Stored dataset items:
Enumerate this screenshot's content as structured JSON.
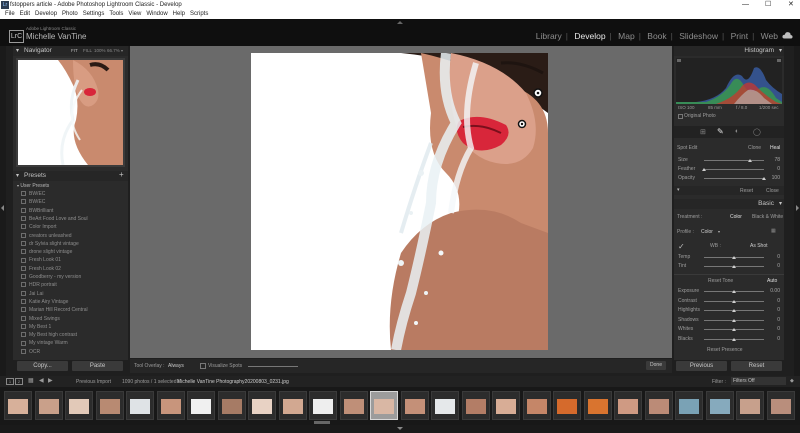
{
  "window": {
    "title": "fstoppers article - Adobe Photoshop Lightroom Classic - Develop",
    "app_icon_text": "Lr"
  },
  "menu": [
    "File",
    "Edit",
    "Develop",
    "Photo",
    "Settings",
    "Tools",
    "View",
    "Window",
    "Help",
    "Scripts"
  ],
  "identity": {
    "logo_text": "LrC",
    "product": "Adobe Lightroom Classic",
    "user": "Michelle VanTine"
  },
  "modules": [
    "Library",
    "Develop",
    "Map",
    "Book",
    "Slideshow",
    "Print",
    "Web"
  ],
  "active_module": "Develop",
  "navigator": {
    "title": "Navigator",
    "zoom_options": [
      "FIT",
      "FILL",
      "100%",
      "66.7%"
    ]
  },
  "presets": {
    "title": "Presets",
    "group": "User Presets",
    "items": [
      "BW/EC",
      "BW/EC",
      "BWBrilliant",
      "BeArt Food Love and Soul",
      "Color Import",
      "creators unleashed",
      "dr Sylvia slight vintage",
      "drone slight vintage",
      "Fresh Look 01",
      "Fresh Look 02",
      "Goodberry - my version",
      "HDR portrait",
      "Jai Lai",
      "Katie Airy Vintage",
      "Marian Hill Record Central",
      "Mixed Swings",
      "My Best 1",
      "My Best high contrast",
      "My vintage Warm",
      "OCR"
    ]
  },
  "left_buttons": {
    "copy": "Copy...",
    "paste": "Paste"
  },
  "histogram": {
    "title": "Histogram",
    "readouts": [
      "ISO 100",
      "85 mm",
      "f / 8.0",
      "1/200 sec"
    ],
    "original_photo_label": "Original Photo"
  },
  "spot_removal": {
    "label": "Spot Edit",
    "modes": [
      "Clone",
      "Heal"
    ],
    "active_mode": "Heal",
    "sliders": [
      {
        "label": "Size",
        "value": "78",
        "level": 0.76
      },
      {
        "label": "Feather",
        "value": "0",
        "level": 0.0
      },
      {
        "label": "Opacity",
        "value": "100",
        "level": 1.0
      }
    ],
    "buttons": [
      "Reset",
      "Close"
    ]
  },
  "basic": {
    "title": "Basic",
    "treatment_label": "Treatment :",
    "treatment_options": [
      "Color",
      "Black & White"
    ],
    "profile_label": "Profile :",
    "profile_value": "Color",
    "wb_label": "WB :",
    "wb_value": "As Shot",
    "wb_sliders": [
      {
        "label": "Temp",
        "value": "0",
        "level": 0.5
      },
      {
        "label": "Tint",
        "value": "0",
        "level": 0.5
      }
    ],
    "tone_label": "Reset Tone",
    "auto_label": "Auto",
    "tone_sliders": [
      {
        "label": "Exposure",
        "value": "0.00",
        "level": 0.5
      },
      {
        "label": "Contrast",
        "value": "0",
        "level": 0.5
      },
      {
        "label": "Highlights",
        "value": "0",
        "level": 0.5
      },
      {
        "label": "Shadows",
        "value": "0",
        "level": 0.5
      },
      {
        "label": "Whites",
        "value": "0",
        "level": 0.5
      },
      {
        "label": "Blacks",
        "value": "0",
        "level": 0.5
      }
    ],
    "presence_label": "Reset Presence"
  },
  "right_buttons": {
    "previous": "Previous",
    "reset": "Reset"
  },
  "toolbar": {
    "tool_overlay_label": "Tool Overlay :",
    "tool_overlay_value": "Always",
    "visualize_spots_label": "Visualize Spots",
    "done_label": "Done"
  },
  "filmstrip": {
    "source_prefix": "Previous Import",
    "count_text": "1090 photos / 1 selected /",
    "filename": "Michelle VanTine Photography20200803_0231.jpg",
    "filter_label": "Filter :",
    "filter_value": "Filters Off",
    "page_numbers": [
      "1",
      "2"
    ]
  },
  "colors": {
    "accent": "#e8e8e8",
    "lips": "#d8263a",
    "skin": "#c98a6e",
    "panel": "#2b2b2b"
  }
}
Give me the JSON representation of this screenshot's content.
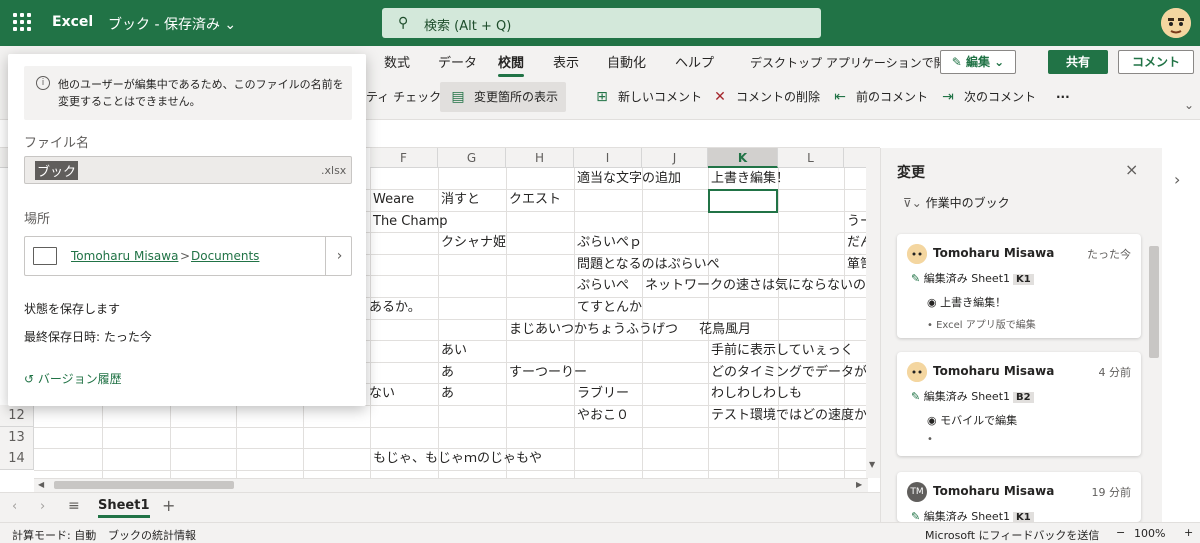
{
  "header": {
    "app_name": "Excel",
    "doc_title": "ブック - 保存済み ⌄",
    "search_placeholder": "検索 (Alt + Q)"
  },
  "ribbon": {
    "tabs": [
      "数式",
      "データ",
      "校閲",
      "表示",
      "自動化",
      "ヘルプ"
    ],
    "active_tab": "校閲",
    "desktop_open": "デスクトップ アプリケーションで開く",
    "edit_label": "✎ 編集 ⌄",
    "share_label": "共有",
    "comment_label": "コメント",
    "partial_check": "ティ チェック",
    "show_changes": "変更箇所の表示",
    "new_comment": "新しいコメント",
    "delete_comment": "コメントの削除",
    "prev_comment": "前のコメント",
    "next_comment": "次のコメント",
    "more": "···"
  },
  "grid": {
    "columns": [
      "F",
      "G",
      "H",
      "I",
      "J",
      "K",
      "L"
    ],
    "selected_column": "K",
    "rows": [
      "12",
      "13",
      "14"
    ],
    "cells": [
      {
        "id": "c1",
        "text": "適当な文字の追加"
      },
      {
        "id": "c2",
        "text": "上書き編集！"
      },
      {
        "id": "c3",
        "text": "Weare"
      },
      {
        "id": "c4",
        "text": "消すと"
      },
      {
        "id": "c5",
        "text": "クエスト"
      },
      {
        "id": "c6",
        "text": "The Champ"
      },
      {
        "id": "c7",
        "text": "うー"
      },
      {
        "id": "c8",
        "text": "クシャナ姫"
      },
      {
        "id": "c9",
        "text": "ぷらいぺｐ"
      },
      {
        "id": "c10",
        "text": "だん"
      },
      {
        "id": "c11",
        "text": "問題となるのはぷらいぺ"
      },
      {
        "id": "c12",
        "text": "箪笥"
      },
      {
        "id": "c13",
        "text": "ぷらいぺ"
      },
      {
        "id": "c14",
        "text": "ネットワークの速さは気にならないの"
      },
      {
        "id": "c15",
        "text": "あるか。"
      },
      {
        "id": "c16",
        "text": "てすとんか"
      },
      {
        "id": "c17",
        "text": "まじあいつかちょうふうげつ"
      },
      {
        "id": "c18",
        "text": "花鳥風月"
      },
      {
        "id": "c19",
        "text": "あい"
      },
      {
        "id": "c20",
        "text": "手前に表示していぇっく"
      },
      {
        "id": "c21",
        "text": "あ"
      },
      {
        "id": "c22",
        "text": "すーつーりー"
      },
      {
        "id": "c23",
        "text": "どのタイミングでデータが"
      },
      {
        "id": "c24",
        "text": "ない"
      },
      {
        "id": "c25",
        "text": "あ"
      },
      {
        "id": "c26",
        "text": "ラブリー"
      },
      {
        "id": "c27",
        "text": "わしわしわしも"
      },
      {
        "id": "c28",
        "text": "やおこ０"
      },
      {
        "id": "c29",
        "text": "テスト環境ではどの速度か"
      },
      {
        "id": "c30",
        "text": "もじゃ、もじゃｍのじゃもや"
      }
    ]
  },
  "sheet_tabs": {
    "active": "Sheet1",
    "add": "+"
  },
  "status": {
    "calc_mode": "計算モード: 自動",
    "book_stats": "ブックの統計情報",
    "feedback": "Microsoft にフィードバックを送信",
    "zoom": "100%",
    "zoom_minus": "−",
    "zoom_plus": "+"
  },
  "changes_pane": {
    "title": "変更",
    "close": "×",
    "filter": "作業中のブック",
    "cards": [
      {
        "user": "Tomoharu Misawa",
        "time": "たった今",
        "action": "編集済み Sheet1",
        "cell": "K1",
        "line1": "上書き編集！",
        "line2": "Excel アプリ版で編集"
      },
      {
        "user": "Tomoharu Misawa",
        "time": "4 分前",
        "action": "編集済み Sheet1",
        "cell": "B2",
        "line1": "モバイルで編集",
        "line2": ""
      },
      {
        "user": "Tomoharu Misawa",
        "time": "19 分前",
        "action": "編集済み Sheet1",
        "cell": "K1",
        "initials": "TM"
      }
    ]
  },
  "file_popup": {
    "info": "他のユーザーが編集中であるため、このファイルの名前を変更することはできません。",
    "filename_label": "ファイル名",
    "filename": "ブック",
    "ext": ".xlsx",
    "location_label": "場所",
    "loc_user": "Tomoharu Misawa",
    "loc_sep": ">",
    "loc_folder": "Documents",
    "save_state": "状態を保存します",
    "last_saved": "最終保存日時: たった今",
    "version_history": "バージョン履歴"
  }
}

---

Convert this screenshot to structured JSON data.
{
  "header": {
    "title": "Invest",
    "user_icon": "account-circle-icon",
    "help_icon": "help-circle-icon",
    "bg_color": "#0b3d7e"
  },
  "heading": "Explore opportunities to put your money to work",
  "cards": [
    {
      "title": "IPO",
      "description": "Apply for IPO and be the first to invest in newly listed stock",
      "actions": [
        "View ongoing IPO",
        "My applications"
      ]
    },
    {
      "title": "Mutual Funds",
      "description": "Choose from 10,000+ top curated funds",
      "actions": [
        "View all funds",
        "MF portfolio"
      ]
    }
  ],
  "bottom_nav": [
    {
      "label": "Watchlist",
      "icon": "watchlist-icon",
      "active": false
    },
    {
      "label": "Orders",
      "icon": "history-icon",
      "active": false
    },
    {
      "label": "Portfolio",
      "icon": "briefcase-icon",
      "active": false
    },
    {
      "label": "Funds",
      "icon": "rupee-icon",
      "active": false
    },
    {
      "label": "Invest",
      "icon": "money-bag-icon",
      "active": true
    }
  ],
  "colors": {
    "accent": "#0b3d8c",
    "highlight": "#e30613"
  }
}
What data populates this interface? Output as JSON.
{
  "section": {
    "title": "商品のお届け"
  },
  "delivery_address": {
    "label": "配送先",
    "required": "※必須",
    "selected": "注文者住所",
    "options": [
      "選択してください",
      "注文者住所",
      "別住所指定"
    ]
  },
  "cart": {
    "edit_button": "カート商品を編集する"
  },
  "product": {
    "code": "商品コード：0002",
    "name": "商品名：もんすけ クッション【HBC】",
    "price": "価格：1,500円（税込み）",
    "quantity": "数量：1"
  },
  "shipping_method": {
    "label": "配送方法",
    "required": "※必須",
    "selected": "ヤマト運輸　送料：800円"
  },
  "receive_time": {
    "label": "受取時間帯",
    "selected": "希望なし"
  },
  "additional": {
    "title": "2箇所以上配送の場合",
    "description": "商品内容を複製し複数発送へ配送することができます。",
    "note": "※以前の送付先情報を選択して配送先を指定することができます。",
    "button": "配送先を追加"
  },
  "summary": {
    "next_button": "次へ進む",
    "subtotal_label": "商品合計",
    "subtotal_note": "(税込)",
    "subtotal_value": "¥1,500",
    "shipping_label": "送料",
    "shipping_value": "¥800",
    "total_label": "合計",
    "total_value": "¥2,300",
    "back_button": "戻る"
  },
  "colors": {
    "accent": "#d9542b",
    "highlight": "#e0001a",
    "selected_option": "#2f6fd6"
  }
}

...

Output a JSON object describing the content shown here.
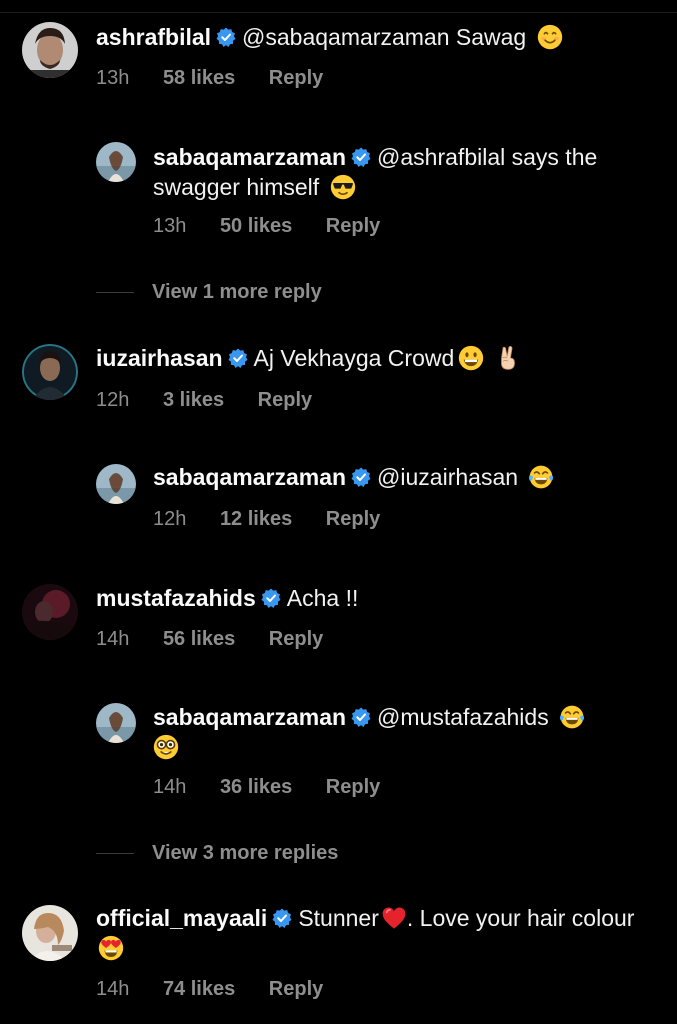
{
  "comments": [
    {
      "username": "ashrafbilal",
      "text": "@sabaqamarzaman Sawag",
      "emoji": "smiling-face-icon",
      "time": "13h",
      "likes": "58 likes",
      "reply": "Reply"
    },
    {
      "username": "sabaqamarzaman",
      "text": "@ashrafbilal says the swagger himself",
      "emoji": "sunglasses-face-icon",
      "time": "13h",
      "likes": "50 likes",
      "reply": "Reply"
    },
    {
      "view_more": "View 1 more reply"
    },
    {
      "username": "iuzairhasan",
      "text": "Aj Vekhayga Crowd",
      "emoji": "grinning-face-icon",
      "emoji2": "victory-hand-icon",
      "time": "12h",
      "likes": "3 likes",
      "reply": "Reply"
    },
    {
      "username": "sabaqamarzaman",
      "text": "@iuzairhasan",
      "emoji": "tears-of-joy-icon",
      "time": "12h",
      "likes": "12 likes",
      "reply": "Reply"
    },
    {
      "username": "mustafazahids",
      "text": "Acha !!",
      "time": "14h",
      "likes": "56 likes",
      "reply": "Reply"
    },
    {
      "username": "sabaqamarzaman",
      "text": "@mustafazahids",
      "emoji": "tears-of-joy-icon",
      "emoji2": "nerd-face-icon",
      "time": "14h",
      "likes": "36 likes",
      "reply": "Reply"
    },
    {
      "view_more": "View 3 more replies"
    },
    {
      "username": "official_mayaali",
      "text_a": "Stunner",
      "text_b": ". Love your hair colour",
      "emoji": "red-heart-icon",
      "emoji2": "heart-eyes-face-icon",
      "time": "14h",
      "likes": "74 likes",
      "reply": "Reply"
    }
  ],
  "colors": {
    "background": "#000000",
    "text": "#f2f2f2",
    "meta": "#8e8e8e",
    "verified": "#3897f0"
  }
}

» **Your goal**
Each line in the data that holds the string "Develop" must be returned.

» **Solution to the problem**
    "title": "fstoppers article - Adobe Photoshop Lightroom Classic - Develop",
    "Develop",
    "Develop",
  "active_module": "Develop",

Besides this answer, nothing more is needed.